Date Available


Year of Publication


Degree Name

Doctor of Philosophy (PhD)

Document Type

Doctoral Dissertation




Pharmaceutical Sciences

First Advisor

Dr. Robert Lodder


While type 2 diabetes mellitus (T2DM) is distinguished as a disorder of blood glucose homeostasis, the vast majority of patients afflicted with this disease in the US present with the entire complement of the metabolic syndrome: abdominal obesity, hypertriglyceridemia, low HDL levels, elevated blood pressure, and elevated fasting plasma glucose. Current guidelines aim to treat each of these disorders, but do so individually even though they are manifestations of common pathologies. In other words, a patient will be prescribed different medications for diabetes, blood pressure, CVD prevention, etc., while the only single treatment aimed at the myriad of disorders together is changes to dietary and exercise habits. Diet and exercise, when executed properly, has been shown consistently to be the most effective treatment for T2DM. The rate of type 2 diabetes in the US is close to 10%, but the rate of type 2 diabetes is even higher in patients with Prader-Willi Syndrome (a genetic disease that causes excessive weight gain from overeating, resulting in approximately double the risk of diabetes). BSN272 is a combination of 2 molecules (D-tagatose and trans-polydatin) that have shown benefits in treating individual manifestations of the metabolic syndrome presentation as monotherapy and have proved synergistic when taken together to treat the entire complement of the disorders.

Previous research in our lab with D-tagatose included safety studies in animal models and humans for use as a dietary ingredient which culminated with the generally recognized as safe (GRAS) designation by the FDA and EU for use in foods.

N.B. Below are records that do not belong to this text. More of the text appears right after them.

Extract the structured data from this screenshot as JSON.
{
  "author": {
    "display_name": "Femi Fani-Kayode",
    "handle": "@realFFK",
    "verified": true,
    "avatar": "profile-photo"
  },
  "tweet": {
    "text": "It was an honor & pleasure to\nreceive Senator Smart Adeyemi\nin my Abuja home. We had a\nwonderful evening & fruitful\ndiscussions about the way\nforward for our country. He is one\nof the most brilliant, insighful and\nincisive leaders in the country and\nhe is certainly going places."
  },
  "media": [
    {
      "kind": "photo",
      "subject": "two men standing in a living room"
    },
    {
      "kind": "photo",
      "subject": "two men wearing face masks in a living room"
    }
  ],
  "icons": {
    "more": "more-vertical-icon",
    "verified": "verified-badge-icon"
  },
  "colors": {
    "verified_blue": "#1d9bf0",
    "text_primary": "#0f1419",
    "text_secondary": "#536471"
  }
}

Based on these exposures to determine safety, an IND was granted to evaluate the safety and efficacy of D-tagatose in treating hyperglycemia in T2DM. Phase 2 and 3 global clinical trials were completed showing D-tagatose to be highly safe and moderately effective. The decision was made to search for a molecular complement to D-tagatose that could more completely treat T2DM.

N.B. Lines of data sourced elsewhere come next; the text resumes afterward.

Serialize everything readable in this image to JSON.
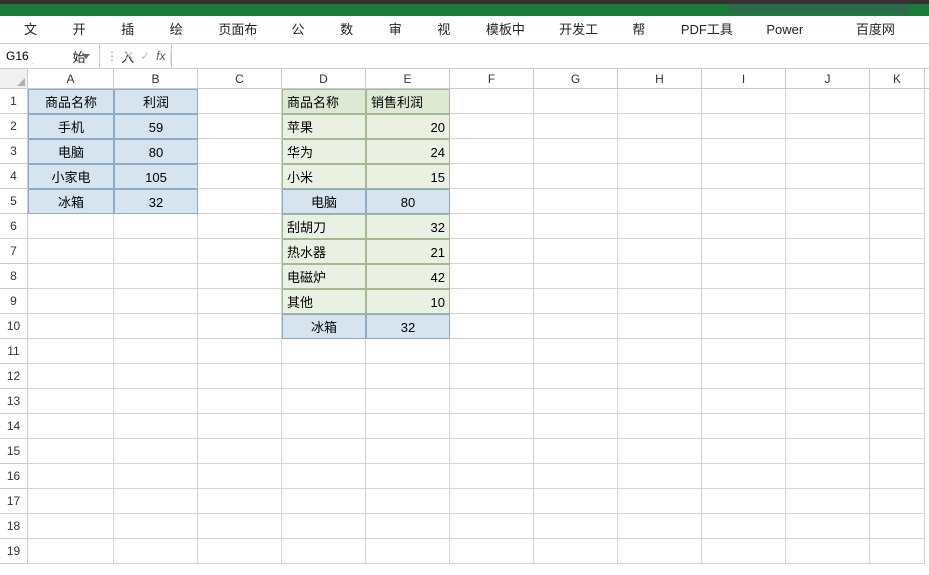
{
  "ribbon": {
    "tabs": [
      "文件",
      "开始",
      "插入",
      "绘图",
      "页面布局",
      "公式",
      "数据",
      "审阅",
      "视图",
      "模板中心",
      "开发工具",
      "帮助",
      "PDF工具集",
      "Power Pivot",
      "百度网盘"
    ]
  },
  "namebox": {
    "value": "G16"
  },
  "formula": {
    "value": ""
  },
  "columns": [
    "A",
    "B",
    "C",
    "D",
    "E",
    "F",
    "G",
    "H",
    "I",
    "J",
    "K"
  ],
  "rownums": [
    "1",
    "2",
    "3",
    "4",
    "5",
    "6",
    "7",
    "8",
    "9",
    "10",
    "11",
    "12",
    "13",
    "14",
    "15",
    "16",
    "17",
    "18",
    "19"
  ],
  "tableAB": {
    "headers": [
      "商品名称",
      "利润"
    ],
    "rows": [
      [
        "手机",
        "59"
      ],
      [
        "电脑",
        "80"
      ],
      [
        "小家电",
        "105"
      ],
      [
        "冰箱",
        "32"
      ]
    ]
  },
  "tableDE": {
    "headers": [
      "商品名称",
      "销售利润"
    ],
    "rows": [
      {
        "d": "苹果",
        "e": "20",
        "style": "green-lr"
      },
      {
        "d": "华为",
        "e": "24",
        "style": "green-lr"
      },
      {
        "d": "小米",
        "e": "15",
        "style": "green-lr"
      },
      {
        "d": "电脑",
        "e": "80",
        "style": "blue-cc"
      },
      {
        "d": "刮胡刀",
        "e": "32",
        "style": "green-lr"
      },
      {
        "d": "热水器",
        "e": "21",
        "style": "green-lr"
      },
      {
        "d": "电磁炉",
        "e": "42",
        "style": "green-lr"
      },
      {
        "d": "其他",
        "e": "10",
        "style": "green-lr"
      },
      {
        "d": "冰箱",
        "e": "32",
        "style": "blue-cc"
      }
    ]
  }
}
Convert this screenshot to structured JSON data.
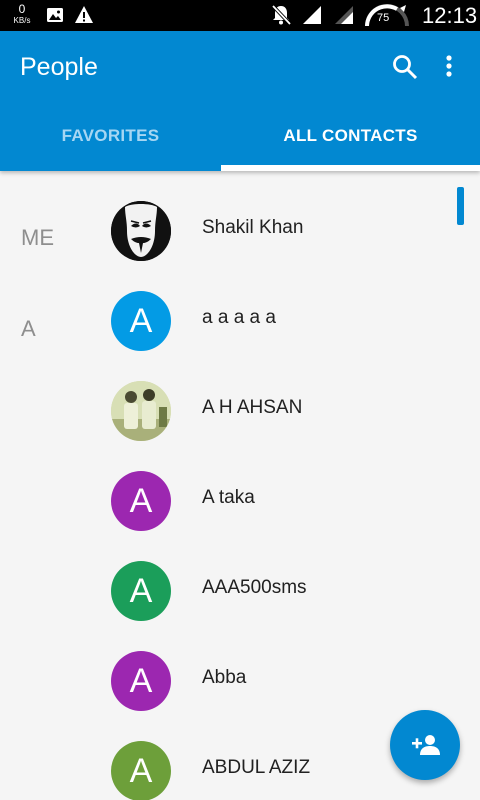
{
  "status_bar": {
    "net_speed_value": "0",
    "net_speed_unit": "KB/s",
    "battery_level": "75",
    "time": "12:13",
    "icons": [
      "image-icon",
      "warning-icon",
      "mute-icon",
      "signal-icon",
      "signal-icon",
      "battery-gauge-icon"
    ]
  },
  "app_bar": {
    "title": "People",
    "icons": [
      "search-icon",
      "more-vert-icon"
    ],
    "tabs": [
      {
        "label": "FAVORITES",
        "selected": false
      },
      {
        "label": "ALL CONTACTS",
        "selected": true
      }
    ],
    "color": "#0288d1"
  },
  "sections": [
    {
      "letter": "ME"
    },
    {
      "letter": "A"
    }
  ],
  "contacts": [
    {
      "name": "Shakil Khan",
      "avatar_type": "photo",
      "avatar_desc": "mask photo"
    },
    {
      "name": "a a a a a",
      "avatar_type": "letter",
      "letter": "A",
      "color": "#039be5"
    },
    {
      "name": "A H AHSAN",
      "avatar_type": "photo",
      "avatar_desc": "group photo"
    },
    {
      "name": "A taka",
      "avatar_type": "letter",
      "letter": "A",
      "color": "#9c27b0"
    },
    {
      "name": "AAA500sms",
      "avatar_type": "letter",
      "letter": "A",
      "color": "#1b9e5a"
    },
    {
      "name": "Abba",
      "avatar_type": "letter",
      "letter": "A",
      "color": "#9c27b0"
    },
    {
      "name": "ABDUL AZIZ",
      "avatar_type": "letter",
      "letter": "A",
      "color": "#6d9f3a"
    }
  ],
  "fab": {
    "icon": "add-person-icon"
  }
}
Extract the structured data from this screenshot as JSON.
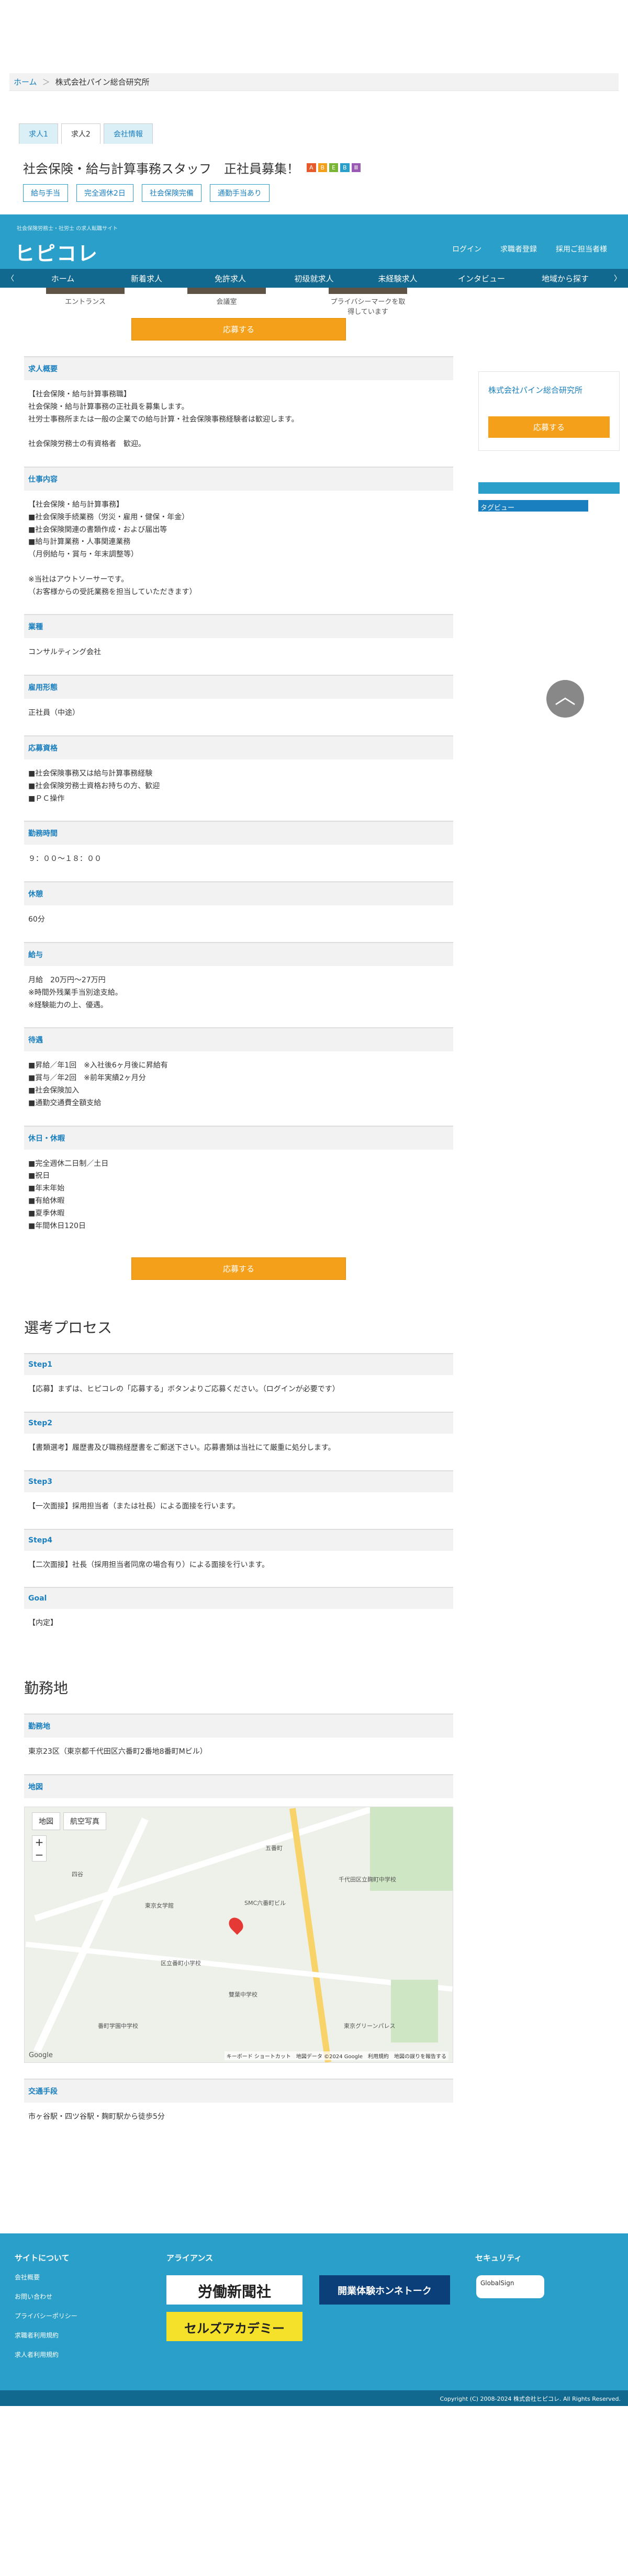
{
  "breadcrumb": {
    "home": "ホーム",
    "sep": "＞",
    "current": "株式会社パイン総合研究所"
  },
  "tabs": [
    "求人1",
    "求人2",
    "会社情報"
  ],
  "job": {
    "title": "社会保険・給与計算事務スタッフ　正社員募集！",
    "badges": [
      {
        "label": "A",
        "color": "#e65a2b"
      },
      {
        "label": "B",
        "color": "#f5a01a"
      },
      {
        "label": "E",
        "color": "#7bb536"
      },
      {
        "label": "B",
        "color": "#2a9fc9"
      },
      {
        "label": "Ⅲ",
        "color": "#9b59b6"
      }
    ],
    "tags": [
      "給与手当",
      "完全週休2日",
      "社会保険完備",
      "通勤手当あり"
    ]
  },
  "header": {
    "tagline": "社会保険労務士・社労士 の求人転職サイト",
    "logo": "ヒピコレ",
    "links": [
      "ログイン",
      "求職者登録",
      "採用ご担当者様"
    ]
  },
  "nav": {
    "prev": "〈",
    "next": "〉",
    "items": [
      "ホーム",
      "新着求人",
      "免許求人",
      "初级就求人",
      "未経験求人",
      "インタビュー",
      "地域から探す"
    ]
  },
  "photos": [
    "エントランス",
    "会議室",
    "プライバシーマークを取得しています"
  ],
  "apply_label": "応募する",
  "sections": [
    {
      "head": "求人概要",
      "body": "【社会保険・給与計算事務職】\n社会保険・給与計算事務の正社員を募集します。\n社労士事務所または一般の企業での給与計算・社会保険事務経験者は歓迎します。\n\n社会保険労務士の有資格者　歓迎。"
    },
    {
      "head": "仕事内容",
      "body": "【社会保険・給与計算事務】\n■社会保険手続業務（労災・雇用・健保・年金）\n■社会保険関連の書類作成・および届出等\n■給与計算業務・人事関連業務\n（月例給与・賞与・年末調整等）\n\n※当社はアウトソーサーです。\n（お客様からの受託業務を担当していただきます）"
    },
    {
      "head": "業種",
      "body": "コンサルティング会社"
    },
    {
      "head": "雇用形態",
      "body": "正社員（中途）"
    },
    {
      "head": "応募資格",
      "body": "■社会保険事務又は給与計算事務経験\n■社会保険労務士資格お持ちの方、歓迎\n■ＰＣ操作"
    },
    {
      "head": "勤務時間",
      "body": "９：００〜１８：００"
    },
    {
      "head": "休憩",
      "body": "60分"
    },
    {
      "head": "給与",
      "body": "月給　20万円〜27万円\n※時間外残業手当別途支給。\n※経験能力の上、優遇。"
    },
    {
      "head": "待遇",
      "body": "■昇給／年1回　※入社後6ヶ月後に昇給有\n■賞与／年2回　※前年実績2ヶ月分\n■社会保険加入\n■通勤交通費全額支給"
    },
    {
      "head": "休日・休暇",
      "body": "■完全週休二日制／土日\n■祝日\n■年末年始\n■有給休暇\n■夏季休暇\n■年間休日120日"
    }
  ],
  "selection": {
    "title": "選考プロセス",
    "steps": [
      {
        "head": "Step1",
        "body": "【応募】まずは、ヒピコレの「応募する」ボタンよりご応募ください。（ログインが必要です）"
      },
      {
        "head": "Step2",
        "body": "【書類選考】履歴書及び職務経歴書をご郵送下さい。応募書類は当社にて厳重に処分します。"
      },
      {
        "head": "Step3",
        "body": "【一次面接】採用担当者（または社長）による面接を行います。"
      },
      {
        "head": "Step4",
        "body": "【二次面接】社長（採用担当者同席の場合有り）による面接を行います。"
      },
      {
        "head": "Goal",
        "body": "【内定】"
      }
    ]
  },
  "workplace": {
    "title": "勤務地",
    "location_head": "勤務地",
    "location": "東京23区（東京都千代田区六番町2番地8番町Mビル）",
    "map_head": "地図",
    "map_btn_map": "地図",
    "map_btn_satellite": "航空写真",
    "map_zoom_in": "+",
    "map_zoom_out": "−",
    "map_labels": [
      "五番町",
      "SMC六番町ビル",
      "東京女学館",
      "区立番町小学校",
      "四谷",
      "番町学園中学校",
      "雙葉中学校",
      "千代田区立麹町中学校",
      "東京グリーンパレス"
    ],
    "map_google": "Google",
    "map_footer": "キーボード ショートカット　地図データ ©2024 Google　利用規約　地図の誤りを報告する",
    "access_head": "交通手段",
    "access": "市ヶ谷駅・四ツ谷駅・麹町駅から徒歩5分"
  },
  "side": {
    "company": "株式会社パイン総合研究所",
    "apply": "応募する",
    "bar2": "タグビュー"
  },
  "scroll_top_icon": "︿",
  "footer": {
    "site_head": "サイトについて",
    "site_links": [
      "会社概要",
      "お問い合わせ",
      "プライバシーポリシー",
      "求職者利用規約",
      "求人者利用規約"
    ],
    "alliance_head": "アライアンス",
    "alliance_logos": [
      "労働新聞社",
      "開業体験ホンネトーク",
      "セルズアカデミー"
    ],
    "security_head": "セキュリティ",
    "ssl": "GlobalSign",
    "copyright": "Copyright (C) 2008-2024 株式会社ヒピコレ. All Rights Reserved."
  }
}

Dihydromyricetin and trans-polydatin were identified through literature searches as potentially synergistic with D-tagatose. Both molecules were tested in combination with D-tagatose for their ability to prevent diet-induced elevations in cholesterol markers in ApoE-/- mice. Dihydromyricetin appeared to be additively effective with D-tagatose for lipids, but transpolydatin showed synergy in prevention of cholesterol elevations as results were greater for the combination than were the additive benefits of either as monotherapy. Trans-polydatin also showed this property in a hyperlipidemic hamster model and a LDLr-/- mouse model.

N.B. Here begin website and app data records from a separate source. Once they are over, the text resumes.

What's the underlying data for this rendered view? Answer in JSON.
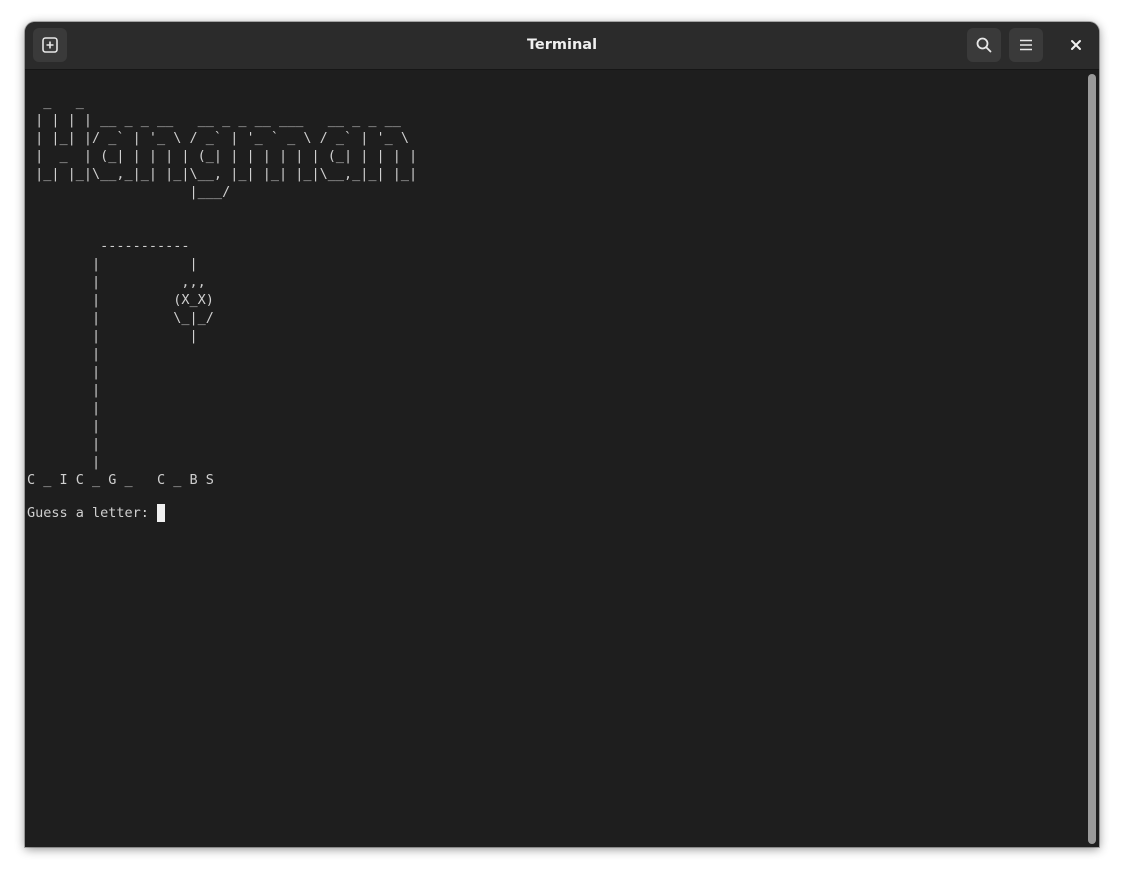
{
  "window": {
    "title": "Terminal"
  },
  "header": {
    "new_tab_icon": "new-tab-plus-icon",
    "search_icon": "search-icon",
    "menu_icon": "hamburger-menu-icon",
    "close_icon": "close-icon"
  },
  "terminal": {
    "banner_lines": [
      "  _   _",
      " | | | | __ _ _ __   __ _ _ __ ___   __ _ _ __",
      " | |_| |/ _` | '_ \\ / _` | '_ ` _ \\ / _` | '_ \\",
      " |  _  | (_| | | | | (_| | | | | | | (_| | | | |",
      " |_| |_|\\__,_|_| |_|\\__, |_| |_| |_|\\__,_|_| |_|",
      "                    |___/"
    ],
    "gallows_lines": [
      "",
      "",
      "         -----------",
      "        |           |",
      "        |          ,,,",
      "        |         (X_X)",
      "        |         \\_|_/",
      "        |           |",
      "        |",
      "        |",
      "        |",
      "        |",
      "        |",
      "        |",
      "        |"
    ],
    "word_progress": "C _ I C _ G _   C _ B S",
    "blank_line": "",
    "prompt": "Guess a letter: "
  }
}
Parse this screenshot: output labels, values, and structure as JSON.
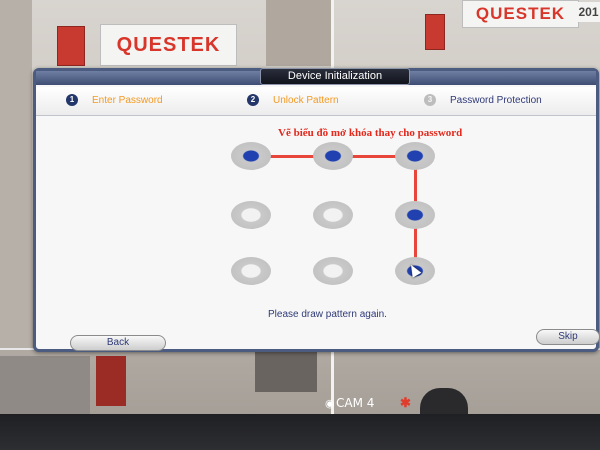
{
  "dialog": {
    "title": "Device Initialization",
    "steps": [
      {
        "number": "1",
        "label": "Enter Password",
        "state": "done"
      },
      {
        "number": "2",
        "label": "Unlock Pattern",
        "state": "current"
      },
      {
        "number": "3",
        "label": "Password Protection",
        "state": "pending"
      }
    ],
    "instruction": "Vẽ biểu đồ mở khóa thay cho password",
    "pattern": {
      "grid": 3,
      "selected_dots": [
        1,
        2,
        3,
        6,
        9
      ]
    },
    "status_message": "Please draw pattern again.",
    "back_label": "Back",
    "skip_label": "Skip"
  },
  "background": {
    "brand_left": "QUESTEK",
    "brand_right": "QUESTEK",
    "year_fragment": "201",
    "camera_label": "CAM 4"
  },
  "colors": {
    "dialog_border": "#4b5c80",
    "step_active": "#24376a",
    "step_orange": "#f39a22",
    "pattern_line": "#e8463b",
    "selected_dot": "#2141b0",
    "instruction_red": "#e3281c"
  }
}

Following safety and efficacy results in three animal models for BSN272, an exploratory Phase 1 PK microdose study was submitted to the FDA in an IND filing to investigate whether the presence of D-tagatose has any effects on the kinetics of trans-polydatin when administered in concert compared to trans-polydatin alone. The indication sought for the IND is Prader-Willi Syndrome (PWS) due to the added potential of D-tagatose to impart satiety and reduce weight gain. PWS is a genetic disorder in which patients develop insatiable hunger that leads to obesity and often diabetes while in childhood. There is currently only symptomatic treatment of the disease and none of the medications in treatment guidelines for adult type 2 diabetes are approved for pediatric use.

Digital Object Identifier (DOI)